The U.S. eugenics movement fueled Nazi Germany’s quest for racial cleansing,
“But neither scientists nor the public connected U.S. laws to German atrocities. Fifty years after Buck, more than a dozen compulsory sterilization laws were still in force, and surgeries were documented in institutions as late as 1979. Far from being a legal dead letter, Buck has never been overturned.”
German scientists actually worked closely with American scientists in the development of their own eugenics movement, which of course was the foundation for the Holocaust. At the Nuremberg trials, Buck was referred to again and again in defense of the Nazi’s genocide.
It is hard to imagine in this day and age people being forcibly surgically sterilized for any of the reasons that were seen as completely justified and reasonable back in the day. And yet, despite astronomical leaps in scientific knowledge and supposedly progressive social views, minorities, people living in poverty, and people with disabilities are still marginalized and even targeted for elimination now.
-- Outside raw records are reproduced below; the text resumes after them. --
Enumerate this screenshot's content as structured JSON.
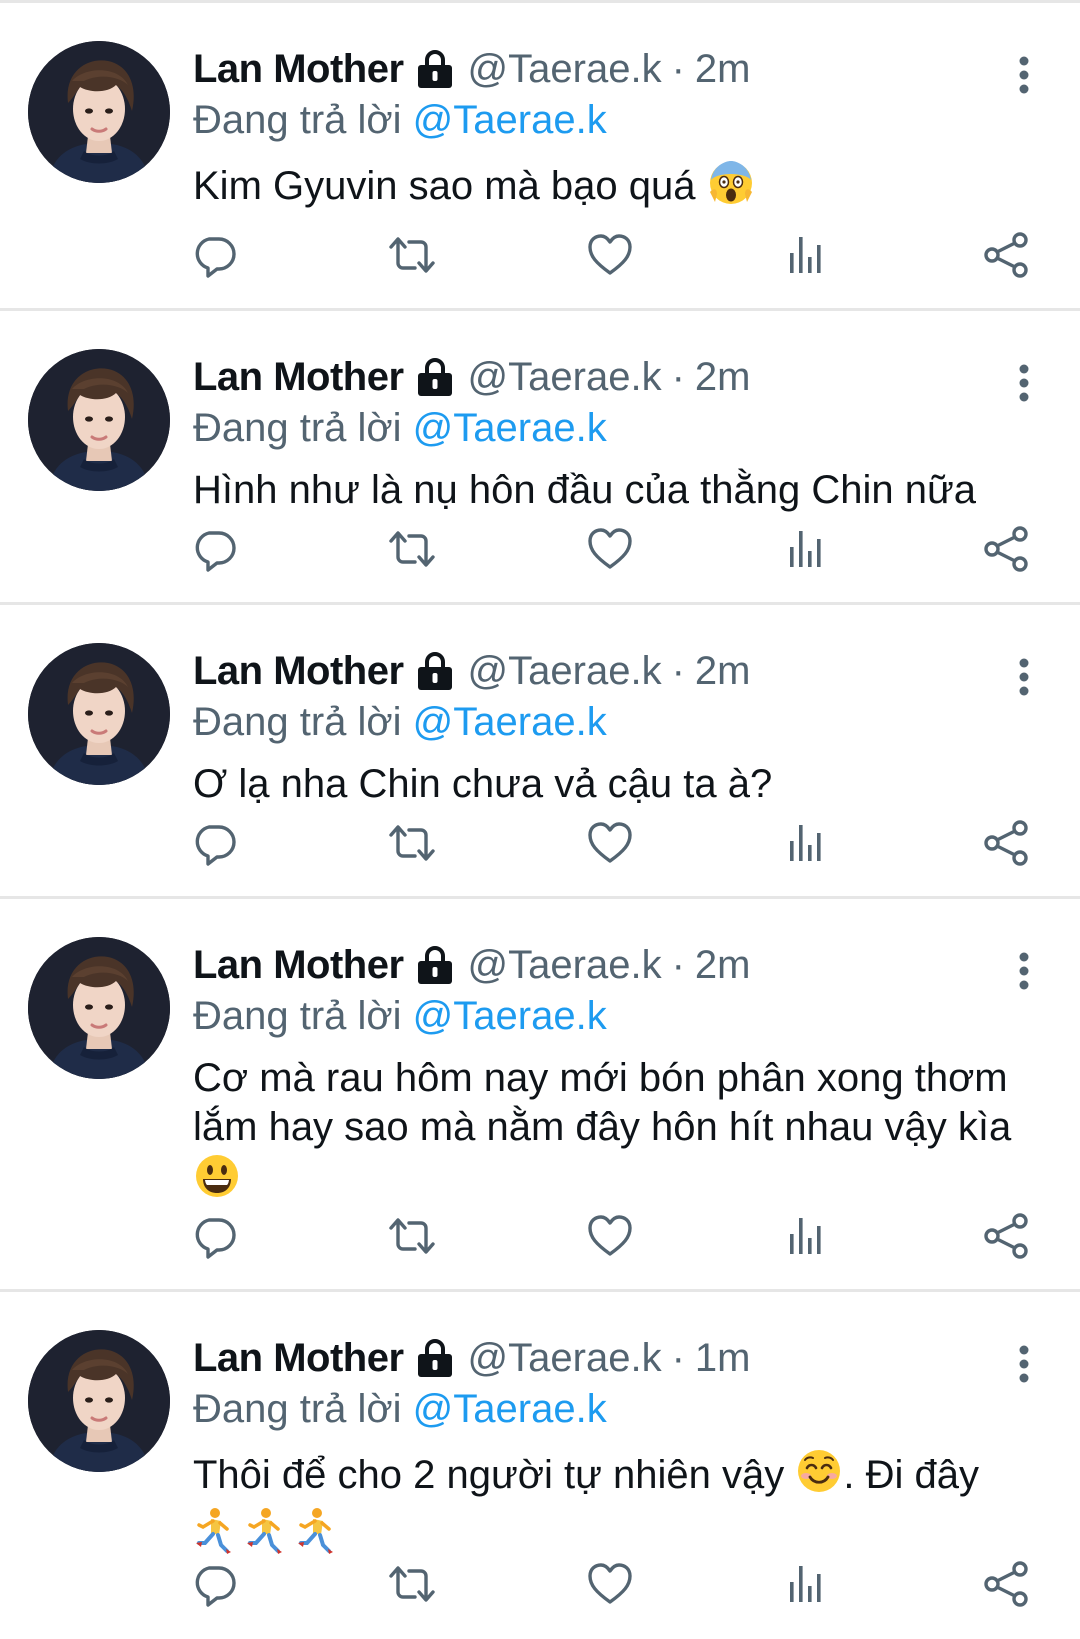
{
  "colors": {
    "text": "#0f1419",
    "secondary": "#536471",
    "mention": "#1d9bf0",
    "divider": "#e6e6e6"
  },
  "tweets": [
    {
      "name": "Lan Mother",
      "handle": "@Taerae.k",
      "separator": "·",
      "time": "2m",
      "reply_prefix": "Đang trả lời",
      "reply_to": "@Taerae.k",
      "text": "Kim Gyuvin sao mà bạo quá",
      "emoji": "face-screaming-in-fear-emoji"
    },
    {
      "name": "Lan Mother",
      "handle": "@Taerae.k",
      "separator": "·",
      "time": "2m",
      "reply_prefix": "Đang trả lời",
      "reply_to": "@Taerae.k",
      "text": "Hình như là nụ hôn đầu của thằng Chin nữa"
    },
    {
      "name": "Lan Mother",
      "handle": "@Taerae.k",
      "separator": "·",
      "time": "2m",
      "reply_prefix": "Đang trả lời",
      "reply_to": "@Taerae.k",
      "text": "Ơ lạ nha Chin chưa vả cậu ta à?"
    },
    {
      "name": "Lan Mother",
      "handle": "@Taerae.k",
      "separator": "·",
      "time": "2m",
      "reply_prefix": "Đang trả lời",
      "reply_to": "@Taerae.k",
      "text": "Cơ mà rau hôm nay mới bón phân xong thơm lắm hay sao mà nằm đây hôn hít nhau vậy kìa",
      "emoji": "grinning-face-emoji"
    },
    {
      "name": "Lan Mother",
      "handle": "@Taerae.k",
      "separator": "·",
      "time": "1m",
      "reply_prefix": "Đang trả lời",
      "reply_to": "@Taerae.k",
      "text_before": "Thôi để cho 2 người tự nhiên vậy",
      "text_after": ". Đi đây",
      "emoji": "smiling-face-emoji",
      "trailing_emoji": "person-running-emoji"
    }
  ],
  "icons": {
    "verified_lock": "lock-icon",
    "more": "more-vertical-icon",
    "reply": "reply-icon",
    "retweet": "retweet-icon",
    "like": "heart-icon",
    "views": "analytics-icon",
    "share": "share-icon"
  }
}
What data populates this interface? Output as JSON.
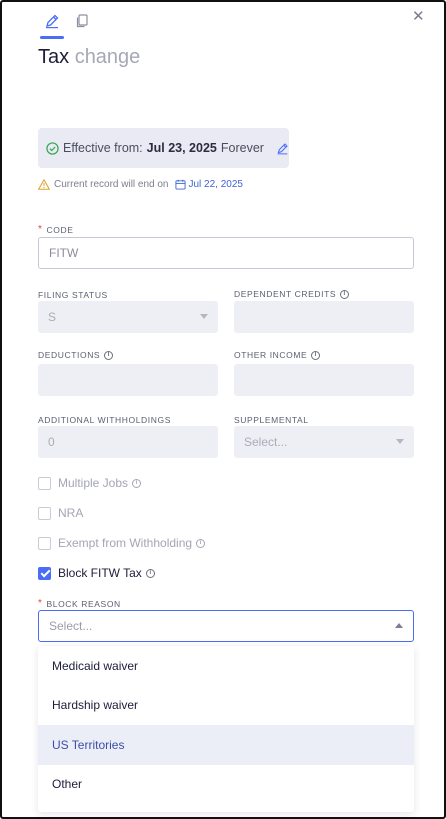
{
  "tabs": [
    {
      "icon": "pencil-icon",
      "active": true
    },
    {
      "icon": "copy-icon",
      "active": false
    }
  ],
  "title": {
    "main": "Tax",
    "accent": "change"
  },
  "effective": {
    "prefix": "Effective from:",
    "date": "Jul 23, 2025",
    "suffix": "Forever"
  },
  "warning": {
    "text": "Current record will end on",
    "date": "Jul 22, 2025"
  },
  "fields": {
    "code": {
      "label": "CODE",
      "value": "FITW",
      "required": true
    },
    "filing_status": {
      "label": "FILING STATUS",
      "value": "S"
    },
    "dependent_credits": {
      "label": "DEPENDENT CREDITS",
      "value": ""
    },
    "deductions": {
      "label": "DEDUCTIONS",
      "value": ""
    },
    "other_income": {
      "label": "OTHER INCOME",
      "value": ""
    },
    "additional_withholdings": {
      "label": "ADDITIONAL WITHHOLDINGS",
      "value": "0"
    },
    "supplemental": {
      "label": "SUPPLEMENTAL",
      "placeholder": "Select..."
    },
    "block_reason": {
      "label": "BLOCK REASON",
      "placeholder": "Select...",
      "required": true
    }
  },
  "checkboxes": [
    {
      "label": "Multiple Jobs",
      "checked": false,
      "info": true
    },
    {
      "label": "NRA",
      "checked": false,
      "info": false
    },
    {
      "label": "Exempt from Withholding",
      "checked": false,
      "info": true
    },
    {
      "label": "Block FITW Tax",
      "checked": true,
      "info": true
    }
  ],
  "block_reason_options": [
    "Medicaid waiver",
    "Hardship waiver",
    "US Territories",
    "Other"
  ],
  "highlighted_option": "US Territories",
  "colors": {
    "accent": "#4a6cf7",
    "required": "#e0443a",
    "success": "#2fa84f",
    "warning": "#e0a12a"
  }
}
Knowing the history of eugenics in the U.S., it is impossible not to believe that modern-day prenatal screenings, designed specifically to target and weed out certain disabilities, is tied to eugenics.
“In the shadow of the Holocaust and in the light of Carrie Buck’s saga, eugenics is now almost universally considered a dirty word. But many of our motives today are no different from those of the Buck era: we continue to hope that science can be used to improve the human condition. We all want to eradicate disease; we all hope to have healthy children. We all also want lower taxes. Whether or not we use the word eugenics to describe those motives, we must recognize their power, both in historical context as well as today.”
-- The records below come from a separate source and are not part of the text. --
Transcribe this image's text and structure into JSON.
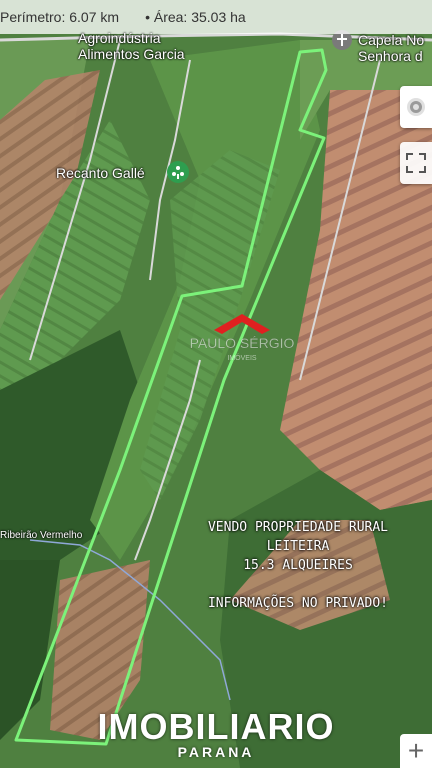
{
  "measure": {
    "perimeter_label": "Perímetro:",
    "perimeter_value": "6.07 km",
    "area_label": "Área:",
    "area_value": "35.03 ha"
  },
  "places": {
    "agro": "Agroindústria",
    "agro2": "Alimentos Garcia",
    "recanto": "Recanto Gallé",
    "capela": "Capela No",
    "capela2": "Senhora d",
    "ribeirao": "Ribeirão Vermelho"
  },
  "watermark": {
    "text": "PAULO SÉRGIO",
    "sub": "IMÓVEIS",
    "color": "#e02020"
  },
  "sale_text": {
    "line1": "VENDO PROPRIEDADE RURAL",
    "line2": "LEITEIRA",
    "line3": "15.3 ALQUEIRES",
    "line4": "INFORMAÇÕES NO PRIVADO!"
  },
  "brand": {
    "name": "IMOBILIARIO",
    "region": "PARANA"
  },
  "controls": {
    "layers_icon": "google-maps-layers-icon",
    "fullscreen_icon": "fullscreen-icon",
    "zoom_in_label": "+"
  },
  "colors": {
    "boundary": "#7cf27a",
    "road": "#e8e8e8"
  }
}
“Today we can diagnose some forms of deafness, blindness, and cancer as well as numerous other diseases, where we know the genes that lead to disease and we can reliably predict its onset. The search for the cause of mental retardation has not abated since the time of Buck, and many genetic markers for cognitive impairments remain under study. How much does it matter if we use a technique – less troubling to some than coercive surgery – to “cleanse the germ plasm,” as the eugenicists would have said? Does our embrace of techniques such as preimplantation selection of “normal” fetuses or prenatal genetic diagnosis and selective abortion make our motives in “eradicating defects” less suspect? Our modern emphasis on autonomy as a principle important to both law and ethics does not free us from the hard questions posed by our newest technology.”
Three Generations, No Imbeciles is an unflinching look at a chapter in our history that still reverberates today. Utterly fascinating and ultimately unsettling, this should be required reading in every U.S. History classroom.